Jung spent from 1914 to 1930 working on the book, which he felt had emerged from his “confrontation with the unconscious”. There is no final text, only an unfinished manuscript corpus. Yet it enables the reader to gain a window into the genesis of Jung’s psychology in a way that none of his published works has done. He develops his theory of “individuation”: that is, how personality develops over time and how an individual is split between the “I” (conscious existence) and the “self” (total personality including the unconscious mind). Jung came to believe that he had lost touch with his “soul”, that he had sacrificed it to science. “The Red Book” shows, in literary and symbolic form, his own process of individuation.

Its starting point is Jung’s vision of apocalypse engulfing Europe. These “waking fantasies” led him to think that he might be psychologically disturbed and he decided to get at the root of what was happening to him through self-investigation. In the process Jung encounters several figures from the unconscious realm of his mind. One of the most important is Philemon, representing a sort of inner guru or wise old man, whom Jung came to regard as the author of the more prophetic parts of “The Red Book”. Philemon and the other figures in the book are seen as components of a collective unconscious, the deep level of the mind that is common to all humanity: a kind of psychological DNA.

Jung was ambivalent about publishing "The Red Book" in his lifetime, perhaps because of concerns about what it would do to his medical and scientific reputation. But in 2000, writes his grandson, Ulrich Hoerni, the family decided that it should be released to the public. Sonu Shamdasani, a noted Jung scholar, was chosen as editor, the author of a lengthy introduction and, along with two others, the translator.

The work can be viewed as Jung’s spiritual autobiography. It is a search to understand a range of questions: the various components of his own personality; the structure of human personality in general; the relation of the individual to society; the psychological and historical effects of Christianity and much else. Mr Shamdasani claims that eventually all Jung’s work will be understood on the basis of this book and that previous writing about him will have to be revised.

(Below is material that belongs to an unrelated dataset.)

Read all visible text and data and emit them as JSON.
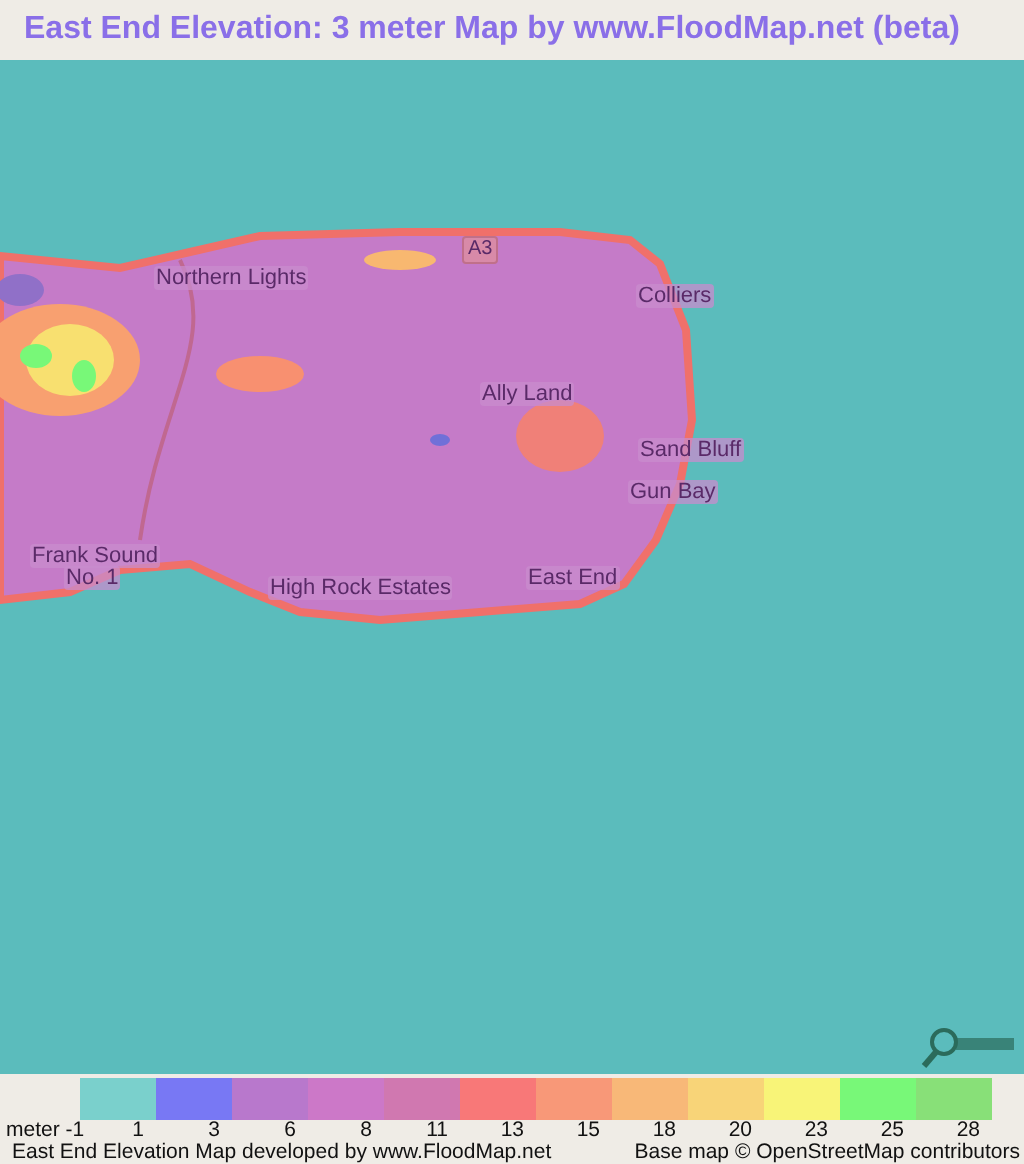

He may be right.




another painting from "The Red Book."

October 19, 2009 at 12:01 PM | Permalink | Comments (1) | TrackBack

SolaFeet Foot Tanner — 'Golfers, rid yourself of those ugly sock tan lines'


From the website:


SolaFeet Foot Tanner

If you always feel like people are gawking at your white feet and the unsightly tan lines around your ankles when you wear sandals or pumps, then you need the Solafeet foot tanner.

Those tan lines can be gone in 5 to 10 days with just fifteen minutes use daily.

Then you can go from the golf course to the clubhouse in confidence.

The SolaFeet is ideal for flip-flop wearers, tennis players and joggers.

It meets or exceeds all FDA standards, and cleans easily with a mild detergent and non-abrasive cloth.




[via The Daily Dairy and Random Good Stuff]

October 19, 2009 at 11:01 AM | Permalink | Comments (1) | TrackBack

Hoping Motorola's upcoming Droid phone is half as good as its new commercial

Take that, Apple!

October 19, 2009 at 10:01 AM | Permalink | Comments (2) | TrackBack

Toilet Paper Holder with Integrated Puzzle Lock


From the website:


Toilet Paper Holder with Integrated Puzzle Lock

Searching for the perfect prank?

Install this wooden case over a standard toilet paper roll and leave one sheet hanging to get the fun started.

To access the rest of the roll, the puzzle must be solved.

Set-up instructions and solution included.

Makes a unique and amusing party gift.

4-3/4"W x 4-1/4"Ø.



$16.98 (toilet paper not included — BYO).

October 19, 2009 at 09:01 AM | Permalink | Comments (4) | TrackBack

« October 18, 2009 | Main | October 20, 2009 »